As a lifelong resident he sees Hotchkiss as a pleasant town. "I'd like to keep it friendly and nice like it is," said Marta. He believes the town has done a good job in helping people and addressing change. "In my 76 or 77 years I've seen a lot of changes," said Marta. It's something that can't always be predicted, and decisions on how to address it need to occur as the changes occur.
As an active senior citizen, he believes the town has been proactive in creating a safe place for them to be in the senior center. "They do all they can to help the seniors," said Marta. If not for the support of the town, the senior center, located adjacent to the Town Hall offices, wouldn't be there.

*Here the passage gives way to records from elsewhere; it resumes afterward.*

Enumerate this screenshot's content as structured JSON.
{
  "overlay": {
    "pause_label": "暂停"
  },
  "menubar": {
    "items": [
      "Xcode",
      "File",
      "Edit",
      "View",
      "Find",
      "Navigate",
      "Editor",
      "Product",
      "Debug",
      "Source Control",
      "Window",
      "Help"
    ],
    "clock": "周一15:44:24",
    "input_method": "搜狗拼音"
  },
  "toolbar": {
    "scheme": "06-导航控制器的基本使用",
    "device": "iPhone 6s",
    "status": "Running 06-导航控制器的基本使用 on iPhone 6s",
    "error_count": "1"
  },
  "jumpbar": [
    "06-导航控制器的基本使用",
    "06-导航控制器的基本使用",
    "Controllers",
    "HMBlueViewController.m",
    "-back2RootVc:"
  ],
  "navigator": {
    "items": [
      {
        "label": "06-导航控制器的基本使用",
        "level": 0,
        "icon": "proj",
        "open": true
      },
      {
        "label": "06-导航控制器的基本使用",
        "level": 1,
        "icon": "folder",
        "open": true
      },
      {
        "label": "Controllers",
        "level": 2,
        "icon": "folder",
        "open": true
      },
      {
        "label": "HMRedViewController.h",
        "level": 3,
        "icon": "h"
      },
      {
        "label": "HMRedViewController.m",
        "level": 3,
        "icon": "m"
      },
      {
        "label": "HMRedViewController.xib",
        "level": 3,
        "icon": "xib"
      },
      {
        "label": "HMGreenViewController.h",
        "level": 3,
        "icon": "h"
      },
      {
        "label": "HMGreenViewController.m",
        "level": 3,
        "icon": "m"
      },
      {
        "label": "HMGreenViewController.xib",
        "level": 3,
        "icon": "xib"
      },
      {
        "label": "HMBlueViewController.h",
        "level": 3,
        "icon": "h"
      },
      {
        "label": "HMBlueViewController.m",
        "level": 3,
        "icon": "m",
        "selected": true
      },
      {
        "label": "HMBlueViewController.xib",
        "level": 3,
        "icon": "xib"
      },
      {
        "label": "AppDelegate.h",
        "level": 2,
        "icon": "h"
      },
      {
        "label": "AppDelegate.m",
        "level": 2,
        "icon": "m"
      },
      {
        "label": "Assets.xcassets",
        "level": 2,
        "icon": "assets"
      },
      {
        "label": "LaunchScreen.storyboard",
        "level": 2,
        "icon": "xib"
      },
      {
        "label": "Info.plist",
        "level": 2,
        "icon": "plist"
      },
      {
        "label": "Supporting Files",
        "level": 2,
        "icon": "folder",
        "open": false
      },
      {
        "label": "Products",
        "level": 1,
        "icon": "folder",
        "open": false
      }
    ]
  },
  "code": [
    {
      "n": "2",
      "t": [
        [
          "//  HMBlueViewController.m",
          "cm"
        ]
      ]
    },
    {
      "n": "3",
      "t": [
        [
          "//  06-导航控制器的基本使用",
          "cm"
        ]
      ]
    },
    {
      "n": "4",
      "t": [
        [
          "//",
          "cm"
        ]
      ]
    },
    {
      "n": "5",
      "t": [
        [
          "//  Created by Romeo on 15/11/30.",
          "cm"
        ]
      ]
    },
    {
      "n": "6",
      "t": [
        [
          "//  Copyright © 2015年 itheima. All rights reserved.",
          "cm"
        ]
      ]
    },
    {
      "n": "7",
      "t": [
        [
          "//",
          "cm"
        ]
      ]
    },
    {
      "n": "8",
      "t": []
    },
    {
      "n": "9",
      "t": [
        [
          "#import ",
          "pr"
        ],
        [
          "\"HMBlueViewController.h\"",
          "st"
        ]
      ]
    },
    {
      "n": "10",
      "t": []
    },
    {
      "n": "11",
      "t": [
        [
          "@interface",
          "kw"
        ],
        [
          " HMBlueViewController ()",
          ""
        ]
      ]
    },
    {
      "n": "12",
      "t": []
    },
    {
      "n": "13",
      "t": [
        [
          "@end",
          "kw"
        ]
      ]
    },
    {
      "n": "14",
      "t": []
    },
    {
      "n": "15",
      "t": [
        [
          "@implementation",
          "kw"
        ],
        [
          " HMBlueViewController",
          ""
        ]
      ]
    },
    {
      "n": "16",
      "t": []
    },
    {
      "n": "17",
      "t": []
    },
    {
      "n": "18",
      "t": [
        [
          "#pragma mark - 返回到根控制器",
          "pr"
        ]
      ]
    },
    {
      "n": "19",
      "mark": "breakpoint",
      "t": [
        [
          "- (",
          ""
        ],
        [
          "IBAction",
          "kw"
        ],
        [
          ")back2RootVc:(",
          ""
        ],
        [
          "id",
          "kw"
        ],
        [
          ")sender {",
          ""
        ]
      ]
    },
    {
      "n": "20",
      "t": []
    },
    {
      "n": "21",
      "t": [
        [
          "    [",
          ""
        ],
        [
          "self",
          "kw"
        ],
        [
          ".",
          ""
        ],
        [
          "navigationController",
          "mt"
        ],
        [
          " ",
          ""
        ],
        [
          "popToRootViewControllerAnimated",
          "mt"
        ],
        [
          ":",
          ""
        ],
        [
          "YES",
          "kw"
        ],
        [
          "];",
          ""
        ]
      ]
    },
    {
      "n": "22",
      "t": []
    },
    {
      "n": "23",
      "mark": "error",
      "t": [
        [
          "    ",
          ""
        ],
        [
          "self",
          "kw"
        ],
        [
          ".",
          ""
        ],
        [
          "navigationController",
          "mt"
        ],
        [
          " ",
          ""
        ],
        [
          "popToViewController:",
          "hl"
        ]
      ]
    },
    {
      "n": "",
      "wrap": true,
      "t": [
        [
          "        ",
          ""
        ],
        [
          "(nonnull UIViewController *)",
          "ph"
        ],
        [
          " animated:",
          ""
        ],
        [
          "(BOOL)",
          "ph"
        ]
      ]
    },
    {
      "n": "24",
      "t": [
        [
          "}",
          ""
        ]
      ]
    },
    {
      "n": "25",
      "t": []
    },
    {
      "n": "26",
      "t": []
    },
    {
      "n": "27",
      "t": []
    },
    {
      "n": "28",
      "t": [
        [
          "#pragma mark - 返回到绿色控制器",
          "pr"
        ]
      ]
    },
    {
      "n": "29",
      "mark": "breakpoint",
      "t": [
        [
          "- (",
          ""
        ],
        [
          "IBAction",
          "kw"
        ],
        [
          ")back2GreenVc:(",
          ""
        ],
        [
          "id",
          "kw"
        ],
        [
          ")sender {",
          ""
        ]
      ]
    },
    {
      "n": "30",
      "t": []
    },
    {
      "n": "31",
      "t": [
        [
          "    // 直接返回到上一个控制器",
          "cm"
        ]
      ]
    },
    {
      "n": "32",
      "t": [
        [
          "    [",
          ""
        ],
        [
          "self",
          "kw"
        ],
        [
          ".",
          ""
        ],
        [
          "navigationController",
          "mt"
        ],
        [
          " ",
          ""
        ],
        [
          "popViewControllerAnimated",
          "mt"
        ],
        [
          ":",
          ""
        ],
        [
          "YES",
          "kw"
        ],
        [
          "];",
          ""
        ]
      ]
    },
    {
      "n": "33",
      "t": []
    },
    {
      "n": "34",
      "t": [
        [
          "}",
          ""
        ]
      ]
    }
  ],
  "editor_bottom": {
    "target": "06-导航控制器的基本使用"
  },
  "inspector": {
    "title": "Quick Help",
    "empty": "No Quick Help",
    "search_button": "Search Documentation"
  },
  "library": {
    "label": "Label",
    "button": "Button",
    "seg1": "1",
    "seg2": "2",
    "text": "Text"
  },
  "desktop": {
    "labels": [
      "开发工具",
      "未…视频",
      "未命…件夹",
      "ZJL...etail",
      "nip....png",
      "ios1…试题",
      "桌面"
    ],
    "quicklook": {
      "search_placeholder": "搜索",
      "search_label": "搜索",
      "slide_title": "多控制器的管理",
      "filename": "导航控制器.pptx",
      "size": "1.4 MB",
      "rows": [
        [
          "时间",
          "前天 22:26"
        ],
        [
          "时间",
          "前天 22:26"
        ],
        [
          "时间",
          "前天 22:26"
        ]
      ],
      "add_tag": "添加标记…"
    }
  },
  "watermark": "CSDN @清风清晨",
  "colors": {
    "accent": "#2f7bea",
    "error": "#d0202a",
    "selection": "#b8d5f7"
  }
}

It was built in 1982 and is a nice facility, said Marta. "I just wish more seniors would come and use it."
Marta said his experiences in life make him a good candidate for council and he will try to do what the people want. "I think I can help," said Marta.
Incumbent James "Jim" Roberts is concluding a four-year term on council and is running for a two-year term. He is retired and in the past has served as a firefighter and on the board of the Hotchkiss Fire District for 12 years. He was a long-time member of North Fork Ambulance and was a driver for about 15 years until his health forced him to step down.
In looking ahead, he sees money as the No. 1 issue the town faces. Due to a decline in activity at local coal mines the town has experienced continued decreases in severance taxes and had to cut back on expenses for the 2016 budget. With more layoffs and continued tax losses, "We may have to cut back more-so than now."
He supports businesses of all kinds. "Slowly but surely, everyone is working to create new businesses and to keep the dollars at home," said Roberts. "That's the bottom line, keeping the dollars home."
If voters approve marijuana businesses in April, he sees location and where businesses might fit into the community as primary concerns in creating legislation. "I'm against it, personally," said Roberts, and it remains illegal on the federal level. "Any business is welcome, except illegal business, and as far as I'm concerned it's illegal."